On Saturday, Sept. 2, tragedy struck on the trail beneath Midgley Bridge, when a 2-year-old boy fell 50 to 60 feet down a cliff to his death.

We can only imagine the horror the boy’s family experienced in the moments after the fall and the agony of waiting for the arrival of first-responders: Coconino County Sheriff’s office deputies, Sedona Police Department officers, U.S. Forest Service crews and Sedona Fire District firefighters.

We can also only imagine the dreadful wait for the family as SFD personnel rappelled down the cliff to recover the boy, while they hoped for him to be retrieved unharmed or at least alive.

The family of the child is on vacation visiting the area from Omaha, Neb. Now they will return home without their son.
While English has the words “widow” and “widower” for when a husband or wife loses a spouse and the word “orphan” for a child who loses parents, we have no such words for when a parent loses a child, because the thought is too terrifying to name.

By giving that thought a name, we give it the power and potential to exist.

In Sanskrit, there is a related word, “vilomah,” which literally means “against a natural order.” It is best interpreted as “the grey-haired should not bury those with black hair.”

But even that is woefully insufficient to capture the emotional devastation of the experience and the parents’ lives afterward.

Even if we did have a term, words will do nothing to assuage the anguish and grief the family must be experiencing. We offer such empty and fruitless words anyway to share our sorrow because we simply know not what else to do.

For those of us in Sedona, Midgley Bridge has long been a site of tragic deaths, but nearly all them were suicides as people decided in a moment of despair to take their lives.

The new fencing along the bridge was installed to prevent these deaths from occurring there, but yet again, death has come to the area near the bridge, made all the more tragic by the age of the victim and the accidental nature of his death. This time, the death was not on the bridge at all, but rather on the trail that runs alongside it.

There has been talk on social media about setting up a fundraiser for the family. We sincerely hope anyone who establishes such a fund will contact us so we can inform our readers in print and on our website and direct them where to send money or words of comfort.

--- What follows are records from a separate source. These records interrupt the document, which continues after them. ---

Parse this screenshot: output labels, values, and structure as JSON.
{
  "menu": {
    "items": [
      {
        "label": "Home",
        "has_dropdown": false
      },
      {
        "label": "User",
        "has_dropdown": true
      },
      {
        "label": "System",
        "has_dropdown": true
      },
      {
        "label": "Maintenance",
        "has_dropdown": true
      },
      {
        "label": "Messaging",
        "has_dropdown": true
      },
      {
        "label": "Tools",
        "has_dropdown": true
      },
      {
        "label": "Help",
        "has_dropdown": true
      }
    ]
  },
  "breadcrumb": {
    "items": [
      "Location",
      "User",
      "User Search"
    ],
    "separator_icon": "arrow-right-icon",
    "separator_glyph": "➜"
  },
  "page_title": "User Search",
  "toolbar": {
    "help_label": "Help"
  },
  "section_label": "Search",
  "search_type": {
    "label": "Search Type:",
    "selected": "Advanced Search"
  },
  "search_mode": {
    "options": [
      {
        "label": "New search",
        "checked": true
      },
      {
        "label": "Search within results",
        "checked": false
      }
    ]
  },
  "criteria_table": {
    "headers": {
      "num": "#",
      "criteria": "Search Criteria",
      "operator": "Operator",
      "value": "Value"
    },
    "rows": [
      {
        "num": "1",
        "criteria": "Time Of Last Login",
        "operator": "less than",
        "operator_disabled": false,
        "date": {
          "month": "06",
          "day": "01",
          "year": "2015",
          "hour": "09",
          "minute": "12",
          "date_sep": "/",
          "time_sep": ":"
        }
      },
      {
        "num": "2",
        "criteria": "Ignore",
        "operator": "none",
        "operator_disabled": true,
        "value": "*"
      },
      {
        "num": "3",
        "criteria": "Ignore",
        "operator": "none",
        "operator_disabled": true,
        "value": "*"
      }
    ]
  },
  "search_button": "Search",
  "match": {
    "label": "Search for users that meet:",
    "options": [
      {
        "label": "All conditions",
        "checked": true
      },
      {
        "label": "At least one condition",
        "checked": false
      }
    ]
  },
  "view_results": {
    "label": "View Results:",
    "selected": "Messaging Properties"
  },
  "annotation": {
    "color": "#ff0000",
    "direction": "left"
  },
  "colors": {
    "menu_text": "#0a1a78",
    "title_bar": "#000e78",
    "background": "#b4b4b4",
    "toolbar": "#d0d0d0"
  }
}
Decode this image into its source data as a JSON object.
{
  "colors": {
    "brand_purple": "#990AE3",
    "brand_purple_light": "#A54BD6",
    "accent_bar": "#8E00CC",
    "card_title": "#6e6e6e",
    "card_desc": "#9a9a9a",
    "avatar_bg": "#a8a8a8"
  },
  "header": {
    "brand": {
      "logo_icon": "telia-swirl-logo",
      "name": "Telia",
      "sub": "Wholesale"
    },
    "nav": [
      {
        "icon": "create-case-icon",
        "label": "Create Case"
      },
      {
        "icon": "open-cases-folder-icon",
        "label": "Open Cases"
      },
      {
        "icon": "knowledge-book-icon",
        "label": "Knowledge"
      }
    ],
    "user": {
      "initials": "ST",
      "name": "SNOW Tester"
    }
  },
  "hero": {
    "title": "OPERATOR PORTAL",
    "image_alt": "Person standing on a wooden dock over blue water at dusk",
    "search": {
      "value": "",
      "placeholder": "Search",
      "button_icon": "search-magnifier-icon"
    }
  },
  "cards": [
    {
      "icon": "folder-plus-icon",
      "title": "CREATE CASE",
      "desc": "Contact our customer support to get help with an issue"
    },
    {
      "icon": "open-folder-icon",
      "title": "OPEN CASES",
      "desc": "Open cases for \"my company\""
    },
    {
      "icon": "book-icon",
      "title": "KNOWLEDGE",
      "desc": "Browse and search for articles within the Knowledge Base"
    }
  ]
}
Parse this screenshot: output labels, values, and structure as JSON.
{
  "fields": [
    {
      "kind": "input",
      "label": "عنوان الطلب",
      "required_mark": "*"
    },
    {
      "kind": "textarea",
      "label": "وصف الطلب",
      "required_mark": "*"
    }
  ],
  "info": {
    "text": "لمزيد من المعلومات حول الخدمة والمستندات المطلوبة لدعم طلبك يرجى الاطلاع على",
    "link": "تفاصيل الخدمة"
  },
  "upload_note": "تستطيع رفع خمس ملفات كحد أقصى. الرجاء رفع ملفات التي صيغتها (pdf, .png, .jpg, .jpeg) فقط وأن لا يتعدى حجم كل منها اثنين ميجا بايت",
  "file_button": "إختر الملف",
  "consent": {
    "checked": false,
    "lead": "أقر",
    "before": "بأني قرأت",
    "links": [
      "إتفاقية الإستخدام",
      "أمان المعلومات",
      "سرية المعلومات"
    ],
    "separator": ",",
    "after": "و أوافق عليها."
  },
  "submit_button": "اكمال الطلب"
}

We at the newspaper and we residents of Sedona pass on our sincerest condolences to the family for what must be an overwhelming loss.